The BATNA concept needs to be applied beyond buying to including planning and marketing more generally and more often. There will be cases where a media owner is so dominant or is perceived as being so important that it’s not possible to find a directly comparable alternative supplier who can meet goals exactly as they have been defined. Marketers reinforce this dominance when they are then specific about the media owner they want to secure media from, or the content assets they want to be associated with as those preferences limit the buyer’s ability to establish a BATNA. BATNAs can be further limited when the creative assets associated with a campaign are relatively fixed (perhaps because of efforts to cost-consciously leverage preexisting creative investments).
Marketers may benefit if they exhibit flexibility in their use of creative assets, media preferences and media goals as well. While not necessarily optimal for creative effectiveness, marketers may be able to repurpose assets to other channels. For example, TV commercials can be used in cinema or digital video and digital display assets might be used on email or digital out-of-home-based media. If the brand has not historically used all of the media platforms that can serve as substitutes to their preferred media owners, they may lack relevant benchmarks for relative effectiveness against a pre-existing media goal. However, efforts to assess the circumstances under which those alternatives may be used can make the threat of a budget shift more credible.
Finding an alternative may also sometimes depend on maintaining flexibility to use entirely different goals. A marketer may be buying media because they have decided to focus on brand awareness and have a process in place that assess media placements with brand awareness outcomes. A next-best-alternative might be something entirely different and require the buy-in of a broader marketing department rather than media alone. BATNAs are not commonly applied at this level, but marketers would probably benefit if they could organize to apply them more often.
If lead-times ahead of campaigns are substantial enough, BATNAs are only limited by the creativity of a given brand and the individuals who steward it, and the flexibility they’re given to accomplish their goals, even with fixed budgets. Depending on the scale of investment required against a strategic and scarce resources, a BATNA is can also include a shift of resources away from paid media to further investment into the creative concept (or insights behind it), the product itself, or some kind of brand experience.

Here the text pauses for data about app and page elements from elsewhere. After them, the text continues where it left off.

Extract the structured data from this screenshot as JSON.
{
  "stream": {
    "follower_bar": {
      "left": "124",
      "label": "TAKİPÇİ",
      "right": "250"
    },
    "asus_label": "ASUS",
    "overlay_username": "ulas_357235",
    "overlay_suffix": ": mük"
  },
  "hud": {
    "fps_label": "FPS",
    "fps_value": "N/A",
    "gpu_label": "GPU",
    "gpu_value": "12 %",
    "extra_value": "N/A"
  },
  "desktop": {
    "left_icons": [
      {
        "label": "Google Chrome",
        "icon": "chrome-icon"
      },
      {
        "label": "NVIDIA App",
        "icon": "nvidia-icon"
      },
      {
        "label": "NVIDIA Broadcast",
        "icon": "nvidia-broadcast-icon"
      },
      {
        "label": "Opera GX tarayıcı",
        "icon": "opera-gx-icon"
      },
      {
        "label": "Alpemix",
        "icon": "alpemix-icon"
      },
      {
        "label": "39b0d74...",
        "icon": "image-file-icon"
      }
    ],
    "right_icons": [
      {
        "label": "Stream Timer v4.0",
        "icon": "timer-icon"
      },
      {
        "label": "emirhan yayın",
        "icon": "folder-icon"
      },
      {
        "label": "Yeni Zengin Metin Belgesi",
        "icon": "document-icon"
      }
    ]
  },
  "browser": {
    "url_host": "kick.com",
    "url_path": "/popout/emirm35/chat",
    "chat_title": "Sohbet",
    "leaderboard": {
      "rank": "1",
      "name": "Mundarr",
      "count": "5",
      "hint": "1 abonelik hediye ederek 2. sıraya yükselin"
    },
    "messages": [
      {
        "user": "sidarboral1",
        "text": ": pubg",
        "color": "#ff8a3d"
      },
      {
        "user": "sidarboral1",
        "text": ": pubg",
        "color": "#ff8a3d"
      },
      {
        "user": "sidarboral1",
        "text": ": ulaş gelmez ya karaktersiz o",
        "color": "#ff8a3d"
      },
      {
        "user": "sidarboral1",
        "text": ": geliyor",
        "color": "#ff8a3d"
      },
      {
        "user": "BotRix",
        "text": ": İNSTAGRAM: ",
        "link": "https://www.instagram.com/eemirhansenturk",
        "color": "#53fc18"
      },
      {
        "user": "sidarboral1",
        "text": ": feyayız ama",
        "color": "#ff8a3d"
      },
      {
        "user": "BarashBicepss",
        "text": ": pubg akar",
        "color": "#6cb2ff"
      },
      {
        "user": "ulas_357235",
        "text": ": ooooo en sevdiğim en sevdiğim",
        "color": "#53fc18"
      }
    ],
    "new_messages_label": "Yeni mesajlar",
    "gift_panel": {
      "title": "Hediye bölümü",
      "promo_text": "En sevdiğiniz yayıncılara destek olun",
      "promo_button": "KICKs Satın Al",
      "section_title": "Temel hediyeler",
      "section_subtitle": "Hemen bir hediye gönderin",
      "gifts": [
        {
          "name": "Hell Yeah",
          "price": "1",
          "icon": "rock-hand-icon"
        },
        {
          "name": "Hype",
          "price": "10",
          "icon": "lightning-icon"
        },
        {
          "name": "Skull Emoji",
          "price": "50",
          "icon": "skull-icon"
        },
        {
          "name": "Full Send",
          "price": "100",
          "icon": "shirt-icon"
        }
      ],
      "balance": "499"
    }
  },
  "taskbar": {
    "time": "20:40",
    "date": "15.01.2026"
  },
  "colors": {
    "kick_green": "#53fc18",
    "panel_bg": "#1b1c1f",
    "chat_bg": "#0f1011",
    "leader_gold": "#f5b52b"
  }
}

There should always be alternatives. Marketers should never believe there is no alternative to a specific buy from a specific media owner, at least so long as they have a sufficient degree of flexibility in how they manage their marketing activities. By definition, there is always a “next-best” alternative to support a campaign’s goals, and sometimes the rising costs of a first-best alternative will make the pursuit of a next-best alternative increasingly worthwhile. Applying different strategies to finding those next-best alternatives will help marketers realize their strategic goals while better controlling their costs – financial and otherwise.